And in return for his efforts, I yelled at him.

I felt terrible. So very ashamed.

I don’t like getting angry. Yet, it seems to happen more often. As the years pass by, I’ve even noticed my fuse becoming shorter and shorter. General pressures of life–day in and day out–will do that, I guess.

I consider myself to be a spiritual person. I enjoy those moments of joyful, deep resonating experiences with the Divine. In those moments I feel at peace. On the inside, it is as still waters nourish my soul.

Anger destroys all that. The peace is gone. I disconnect from whoever is around me. In fact, I even disconnect from myself. I love Loki. He’s my baby. I don’t ever want to make him feel bad or threatened by my presence. And, yet, I yelled when he was just trying to play with me. How could I allow myself to enter a state that allows for that?

Somehow, years ago, I was introduced to the idea that there were two parts of me: “flesh” and “spirit.” I am a child of God. I am meant to embody love and compassion, a spirit of divine light. Anger is of the flesh, of a dark spirit, of that part of me that does not partake of the light. Things of the flesh separate us from things of the spirit. Fleshly emotions like anger push us away from God.

I no longer believe that.

I’ve come to see anger very differently. Anger is not a source emotion. It one of the ways my shadow side expresses itself to me. Just because that which dwells in my shadow is mostly hidden doesn’t make it antagonistic to God or evil. In a sense, though, it is alienated from my conscious self. And as such, it needs to be reconciled to the part of me that dwells in the light in order for me to become more whole. If I can learn to listen to my anger, thus embracing it, maybe then I can understand where it is coming from.

When I am angry, I am not angry because I’m angry. I am angry because I feel hurt, worn down, afraid, betrayed, insecure, or ashamed, among other states. If I ignore or deny this, then becoming angry can drive me to do things that only exacerbate the deeper issues, making matters ultimately worse. But if I listen to my anger–if I embrace it as the voice of my shadow side revealing itself to me–then I can come to understand more fully that part of me that hides…even from me. And by doing so, I invite and allow that which has been exiled to the darkness to dwell securely in the light of my life.

And the result? Maybe I stop yelling at my dog, whom I love, and who loves me.

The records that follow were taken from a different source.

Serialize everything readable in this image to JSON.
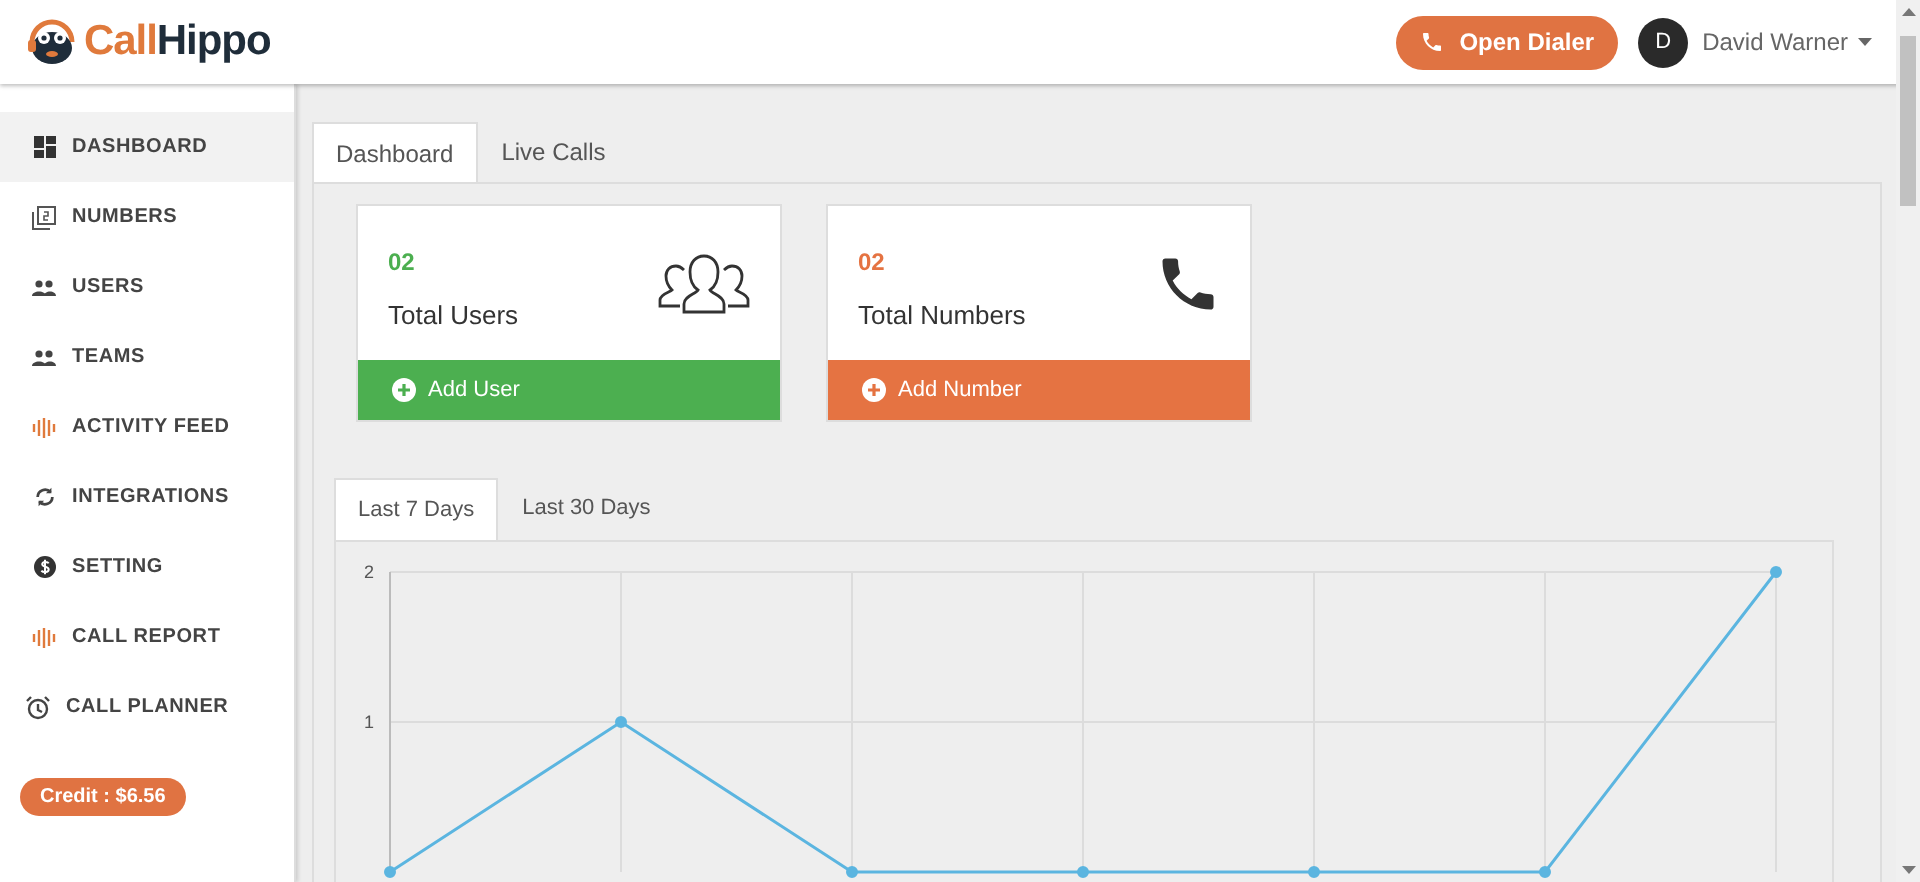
{
  "header": {
    "brand": {
      "part_1": "Call",
      "part_2": "Hippo"
    },
    "dialer_button": "Open Dialer",
    "user": {
      "initial": "D",
      "name": "David Warner"
    }
  },
  "sidebar": {
    "items": [
      {
        "label": "DASHBOARD",
        "selected": true
      },
      {
        "label": "NUMBERS",
        "selected": false
      },
      {
        "label": "USERS",
        "selected": false
      },
      {
        "label": "TEAMS",
        "selected": false
      },
      {
        "label": "ACTIVITY FEED",
        "selected": false
      },
      {
        "label": "INTEGRATIONS",
        "selected": false
      },
      {
        "label": "SETTING",
        "selected": false
      },
      {
        "label": "CALL REPORT",
        "selected": false
      },
      {
        "label": "CALL PLANNER",
        "selected": false
      }
    ],
    "credit": "Credit : $6.56"
  },
  "tabs": [
    {
      "label": "Dashboard",
      "selected": true
    },
    {
      "label": "Live Calls",
      "selected": false
    }
  ],
  "cards": [
    {
      "count": "02",
      "label": "Total Users",
      "action": "Add User",
      "color": "#4caf50"
    },
    {
      "count": "02",
      "label": "Total Numbers",
      "action": "Add Number",
      "color": "#e57342"
    }
  ],
  "range_tabs": [
    {
      "label": "Last 7 Days",
      "selected": true
    },
    {
      "label": "Last 30 Days",
      "selected": false
    }
  ],
  "chart_data": {
    "type": "line",
    "ylim": [
      0,
      2
    ],
    "yticks": [
      1,
      2
    ],
    "grid": true,
    "series": [
      {
        "color": "#5bb5e0",
        "marker": "circle",
        "values": [
          0,
          1,
          0,
          0,
          0,
          0,
          2
        ]
      }
    ]
  }
}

In fact, while I have been writing this, he has been driving me crazy. He has been getting into everything he isn’t supposed to. It is very difficult to think and write when you have to get up every 3-5 minutes to tend to a dog. I was starting to get quite annoyed. Then I heard it: the rising anger.

Loki stood by the futon, smiling at me, with his gigantic tongue hanging out, tail slightly wagging.  I know this blog is important to me, so it frustrates me when things stand between me and writing. In noticing that, though, I was able to ask myself: Is writing an article so important that I need to dismiss my boy?

Then I saw the tug-o-rope dropped at my feet.

Loki and I have taken a few play breaks since then. I’ve still had to make him leave things alone or drop them. But I was able to do so (relatively) calmly, more aware of what I was doing, with a greater sense of what was more important to me. Thus, I have been able to reconcile a part of my shadow side to my light…at least for tonight. And it was my anger–as the voice of my shadow–that opened to door to that happening.

When we are at our best, our anger isn’t a “fleshly” thing that is opposed to spirituality. Rather, it’s a vital part of it.

Image source.